Autolayout is one of the best new features recently introduced in Cocoa. However, setting up layout constraints in Interface Builder can be an infuriating experience. Fortunately, Apple also introduced something they call the "Visual Format Language" (VFL) for creating autolayout constraints in code. The VFL allows you to describe layout constraints using a syntax similar to ASCII-Art. For example, if you'd like to lay out three buttons next to another, stuck to the right edge a dialog, you could express this like this:
Sounds concise and straightforward, right? Well, that's until you actually write down the code to install these constraints:
NSButton *donSaveButton, *cancelButton, *OKButton, *superview; // assume these exist NSArray *constraints = [NSLayoutConstraint constraintsWithVisualFormat: @"[dontSaveButton]-[cancelButton]-[OKButton]-|" options: 0 metrics: nil views: NSDictionaryOfVariableBindings(donSaveButton, cancelButton, OKButton)]; [superview addConstraints: constraints];
Now that is quite a mouthful! And that's assuming you don't keep any view references in a dictionary or an array, because then you'd need additional assignments. Wouldn't it be nice if there was a more concise way of specifying constraints?
Something more like this:
NSButton *donSaveButton, *cancelButton, *OKButton, *superview; // assume these exist [superview addConstraintsWithFormat: @"[%v]-[%v]-[%v]-|", donSaveButton, cancelButton, OKButton];

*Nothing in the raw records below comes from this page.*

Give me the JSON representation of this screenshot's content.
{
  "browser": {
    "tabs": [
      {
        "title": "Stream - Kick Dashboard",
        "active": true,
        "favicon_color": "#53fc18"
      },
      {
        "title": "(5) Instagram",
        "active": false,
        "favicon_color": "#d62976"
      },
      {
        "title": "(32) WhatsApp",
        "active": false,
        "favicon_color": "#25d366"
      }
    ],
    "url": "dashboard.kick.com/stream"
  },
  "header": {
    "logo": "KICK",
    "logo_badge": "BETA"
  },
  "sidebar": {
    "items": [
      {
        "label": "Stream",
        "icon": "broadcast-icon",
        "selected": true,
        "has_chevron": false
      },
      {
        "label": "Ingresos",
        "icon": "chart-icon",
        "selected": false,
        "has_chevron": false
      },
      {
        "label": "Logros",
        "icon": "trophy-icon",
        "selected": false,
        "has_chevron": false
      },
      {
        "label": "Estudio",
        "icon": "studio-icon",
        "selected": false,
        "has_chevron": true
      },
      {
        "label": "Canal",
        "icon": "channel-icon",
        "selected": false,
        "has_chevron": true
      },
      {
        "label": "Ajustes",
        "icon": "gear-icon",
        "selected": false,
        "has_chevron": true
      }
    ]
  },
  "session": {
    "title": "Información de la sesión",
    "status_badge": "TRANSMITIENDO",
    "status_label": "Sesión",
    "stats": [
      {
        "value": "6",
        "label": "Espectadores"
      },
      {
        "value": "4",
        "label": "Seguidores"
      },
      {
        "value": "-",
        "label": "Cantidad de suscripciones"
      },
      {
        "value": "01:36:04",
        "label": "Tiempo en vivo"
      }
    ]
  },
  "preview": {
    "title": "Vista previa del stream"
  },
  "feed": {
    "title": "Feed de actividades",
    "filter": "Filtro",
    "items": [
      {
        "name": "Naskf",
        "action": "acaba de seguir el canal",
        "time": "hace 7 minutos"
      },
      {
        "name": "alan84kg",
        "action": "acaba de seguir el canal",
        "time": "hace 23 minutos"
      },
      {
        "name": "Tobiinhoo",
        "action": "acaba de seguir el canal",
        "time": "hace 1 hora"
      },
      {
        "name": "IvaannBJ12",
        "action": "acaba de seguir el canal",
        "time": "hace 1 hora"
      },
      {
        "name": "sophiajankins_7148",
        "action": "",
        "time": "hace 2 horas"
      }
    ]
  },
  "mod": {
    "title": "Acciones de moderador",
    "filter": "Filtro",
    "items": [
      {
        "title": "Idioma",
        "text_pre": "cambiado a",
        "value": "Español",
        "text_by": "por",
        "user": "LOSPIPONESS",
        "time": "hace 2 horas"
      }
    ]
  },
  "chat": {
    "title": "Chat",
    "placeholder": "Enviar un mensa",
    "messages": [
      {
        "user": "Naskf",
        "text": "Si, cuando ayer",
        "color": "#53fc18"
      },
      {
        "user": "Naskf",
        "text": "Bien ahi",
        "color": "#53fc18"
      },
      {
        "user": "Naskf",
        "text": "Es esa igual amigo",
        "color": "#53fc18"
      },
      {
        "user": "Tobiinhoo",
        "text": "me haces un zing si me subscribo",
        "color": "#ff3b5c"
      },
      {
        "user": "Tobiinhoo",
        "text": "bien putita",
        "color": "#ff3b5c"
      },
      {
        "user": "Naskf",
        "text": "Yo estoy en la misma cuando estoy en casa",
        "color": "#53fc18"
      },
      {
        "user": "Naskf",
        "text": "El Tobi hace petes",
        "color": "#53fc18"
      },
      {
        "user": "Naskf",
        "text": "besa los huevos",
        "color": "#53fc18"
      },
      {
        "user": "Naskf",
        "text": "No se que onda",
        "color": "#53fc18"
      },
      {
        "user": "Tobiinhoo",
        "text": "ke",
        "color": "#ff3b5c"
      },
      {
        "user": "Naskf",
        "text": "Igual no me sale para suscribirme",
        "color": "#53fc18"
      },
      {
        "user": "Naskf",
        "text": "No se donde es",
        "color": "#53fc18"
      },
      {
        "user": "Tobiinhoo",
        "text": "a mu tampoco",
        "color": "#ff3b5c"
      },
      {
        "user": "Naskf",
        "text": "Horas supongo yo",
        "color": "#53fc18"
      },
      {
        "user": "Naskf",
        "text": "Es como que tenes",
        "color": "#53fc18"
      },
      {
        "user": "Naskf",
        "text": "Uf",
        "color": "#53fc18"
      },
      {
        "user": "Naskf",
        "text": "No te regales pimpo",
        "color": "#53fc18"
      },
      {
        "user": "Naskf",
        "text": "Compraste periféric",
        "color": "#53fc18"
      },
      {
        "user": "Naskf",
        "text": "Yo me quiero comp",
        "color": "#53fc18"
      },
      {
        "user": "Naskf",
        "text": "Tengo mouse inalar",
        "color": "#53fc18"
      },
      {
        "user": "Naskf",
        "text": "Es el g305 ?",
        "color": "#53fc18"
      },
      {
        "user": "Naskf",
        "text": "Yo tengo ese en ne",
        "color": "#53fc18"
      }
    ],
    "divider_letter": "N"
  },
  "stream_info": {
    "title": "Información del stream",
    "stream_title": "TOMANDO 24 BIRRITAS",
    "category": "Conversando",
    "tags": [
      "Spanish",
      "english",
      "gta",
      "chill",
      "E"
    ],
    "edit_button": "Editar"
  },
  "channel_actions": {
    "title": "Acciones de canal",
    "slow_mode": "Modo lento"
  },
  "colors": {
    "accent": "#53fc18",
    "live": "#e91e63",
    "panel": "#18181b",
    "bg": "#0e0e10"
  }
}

Well, I implemented exactly that in a convenient category for NSView. I named it ConciseConstraints, and you can find it on Github.